__What you will do__: Pull each line holding the word "JSON" from the data.

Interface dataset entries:
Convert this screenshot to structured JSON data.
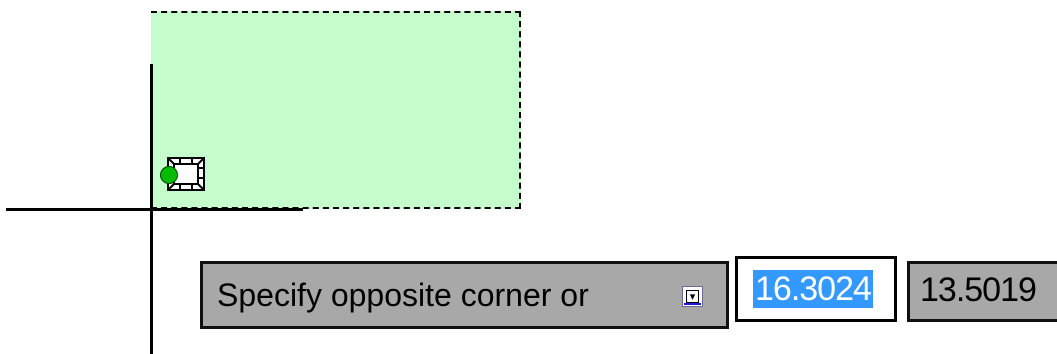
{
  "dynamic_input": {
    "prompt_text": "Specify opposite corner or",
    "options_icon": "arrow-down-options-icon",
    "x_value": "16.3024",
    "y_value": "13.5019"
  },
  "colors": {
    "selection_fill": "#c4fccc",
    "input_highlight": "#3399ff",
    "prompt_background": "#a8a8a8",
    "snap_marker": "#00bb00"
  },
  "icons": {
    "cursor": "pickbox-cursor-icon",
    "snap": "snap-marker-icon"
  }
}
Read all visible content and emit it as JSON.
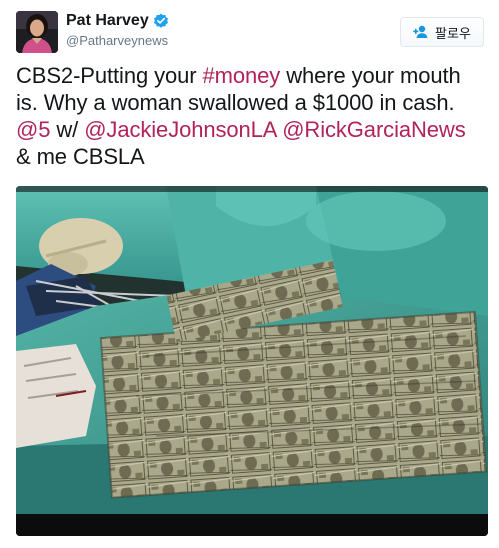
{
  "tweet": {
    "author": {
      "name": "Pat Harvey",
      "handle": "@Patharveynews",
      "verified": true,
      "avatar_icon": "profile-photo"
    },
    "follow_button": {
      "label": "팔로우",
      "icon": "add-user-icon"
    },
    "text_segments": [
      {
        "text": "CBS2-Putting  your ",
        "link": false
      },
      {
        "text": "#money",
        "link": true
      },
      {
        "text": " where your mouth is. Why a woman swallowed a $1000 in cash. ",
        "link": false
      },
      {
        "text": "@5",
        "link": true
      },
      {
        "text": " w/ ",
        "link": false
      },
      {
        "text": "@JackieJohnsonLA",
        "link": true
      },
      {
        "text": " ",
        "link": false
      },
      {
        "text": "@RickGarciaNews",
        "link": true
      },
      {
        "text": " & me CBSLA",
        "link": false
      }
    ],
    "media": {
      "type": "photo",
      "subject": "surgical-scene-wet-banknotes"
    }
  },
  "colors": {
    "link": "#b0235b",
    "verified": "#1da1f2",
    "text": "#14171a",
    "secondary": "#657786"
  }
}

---

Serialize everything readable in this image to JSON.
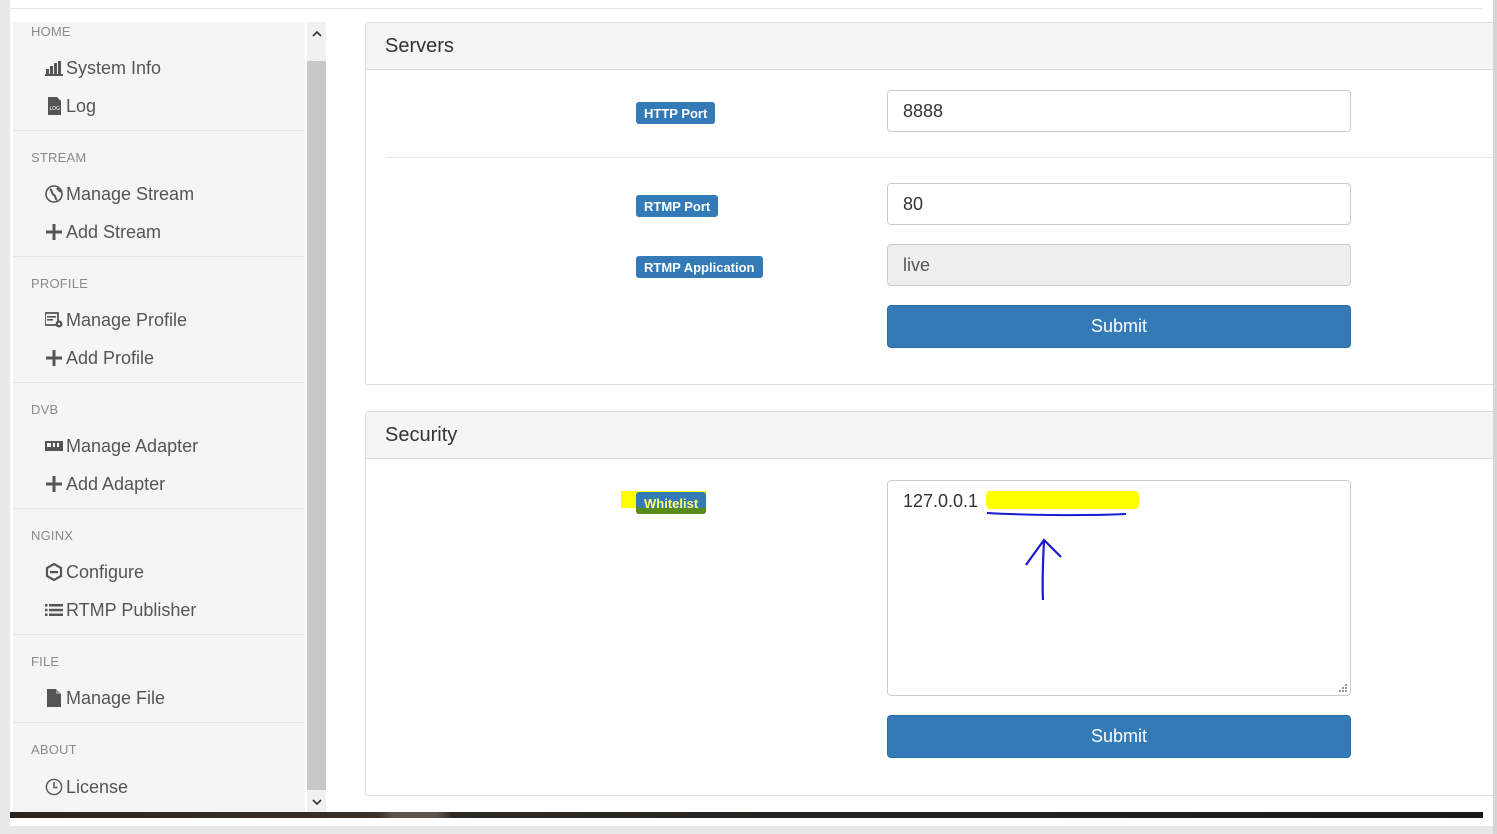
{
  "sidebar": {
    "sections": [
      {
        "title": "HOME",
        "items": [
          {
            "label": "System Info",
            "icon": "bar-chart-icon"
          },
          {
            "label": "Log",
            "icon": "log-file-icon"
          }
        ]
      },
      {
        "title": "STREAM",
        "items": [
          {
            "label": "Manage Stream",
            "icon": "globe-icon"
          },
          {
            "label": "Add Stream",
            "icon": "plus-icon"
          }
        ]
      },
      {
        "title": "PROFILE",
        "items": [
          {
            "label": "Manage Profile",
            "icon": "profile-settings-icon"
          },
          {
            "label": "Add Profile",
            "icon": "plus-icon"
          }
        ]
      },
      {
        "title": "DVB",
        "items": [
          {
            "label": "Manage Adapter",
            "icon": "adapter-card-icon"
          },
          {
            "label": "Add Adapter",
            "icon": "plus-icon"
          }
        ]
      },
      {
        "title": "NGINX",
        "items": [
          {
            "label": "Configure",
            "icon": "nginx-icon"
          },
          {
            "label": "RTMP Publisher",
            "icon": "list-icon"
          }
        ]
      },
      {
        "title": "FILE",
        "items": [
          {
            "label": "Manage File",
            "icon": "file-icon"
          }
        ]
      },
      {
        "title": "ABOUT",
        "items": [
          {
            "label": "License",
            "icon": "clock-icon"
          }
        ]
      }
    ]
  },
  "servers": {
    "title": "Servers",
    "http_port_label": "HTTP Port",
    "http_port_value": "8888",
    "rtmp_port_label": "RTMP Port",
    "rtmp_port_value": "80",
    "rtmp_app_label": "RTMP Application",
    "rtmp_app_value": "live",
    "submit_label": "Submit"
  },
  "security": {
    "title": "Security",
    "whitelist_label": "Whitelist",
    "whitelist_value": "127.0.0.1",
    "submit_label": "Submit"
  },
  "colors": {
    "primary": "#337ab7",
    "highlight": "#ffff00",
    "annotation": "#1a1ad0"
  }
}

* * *

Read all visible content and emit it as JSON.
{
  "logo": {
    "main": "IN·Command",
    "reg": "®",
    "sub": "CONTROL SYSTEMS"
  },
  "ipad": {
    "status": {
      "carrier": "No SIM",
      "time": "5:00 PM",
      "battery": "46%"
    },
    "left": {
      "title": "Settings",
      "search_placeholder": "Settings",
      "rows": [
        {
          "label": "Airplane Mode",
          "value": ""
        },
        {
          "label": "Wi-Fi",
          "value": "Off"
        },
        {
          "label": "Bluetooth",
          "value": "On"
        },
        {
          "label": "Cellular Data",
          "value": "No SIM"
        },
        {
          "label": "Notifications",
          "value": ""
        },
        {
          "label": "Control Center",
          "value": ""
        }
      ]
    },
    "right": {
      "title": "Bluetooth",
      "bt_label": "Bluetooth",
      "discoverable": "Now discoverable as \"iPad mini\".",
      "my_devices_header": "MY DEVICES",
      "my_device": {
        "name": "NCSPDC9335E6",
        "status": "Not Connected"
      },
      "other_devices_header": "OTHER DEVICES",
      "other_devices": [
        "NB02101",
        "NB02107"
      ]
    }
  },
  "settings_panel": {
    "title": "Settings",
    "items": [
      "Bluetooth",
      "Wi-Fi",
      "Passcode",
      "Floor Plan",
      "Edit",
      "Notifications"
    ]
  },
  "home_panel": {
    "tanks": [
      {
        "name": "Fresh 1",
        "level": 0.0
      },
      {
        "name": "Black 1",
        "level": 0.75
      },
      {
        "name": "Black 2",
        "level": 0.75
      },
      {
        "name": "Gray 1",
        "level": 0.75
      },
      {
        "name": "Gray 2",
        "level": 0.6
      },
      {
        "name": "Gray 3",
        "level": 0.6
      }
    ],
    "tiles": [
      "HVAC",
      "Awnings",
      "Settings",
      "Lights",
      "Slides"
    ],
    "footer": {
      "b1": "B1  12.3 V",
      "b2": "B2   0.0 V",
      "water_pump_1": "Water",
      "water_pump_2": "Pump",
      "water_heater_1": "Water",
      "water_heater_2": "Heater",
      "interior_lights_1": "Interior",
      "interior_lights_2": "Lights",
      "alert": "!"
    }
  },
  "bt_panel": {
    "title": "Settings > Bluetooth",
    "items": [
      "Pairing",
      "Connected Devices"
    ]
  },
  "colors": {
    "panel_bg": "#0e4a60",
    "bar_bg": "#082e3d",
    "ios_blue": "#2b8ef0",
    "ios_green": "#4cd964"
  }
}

__Solution__:
Convert this screenshot to structured JSON data.
Read all visible content and emit it as JSON.
Serialize everything readable in this image to JSON.
Read all visible content and emit it as JSON.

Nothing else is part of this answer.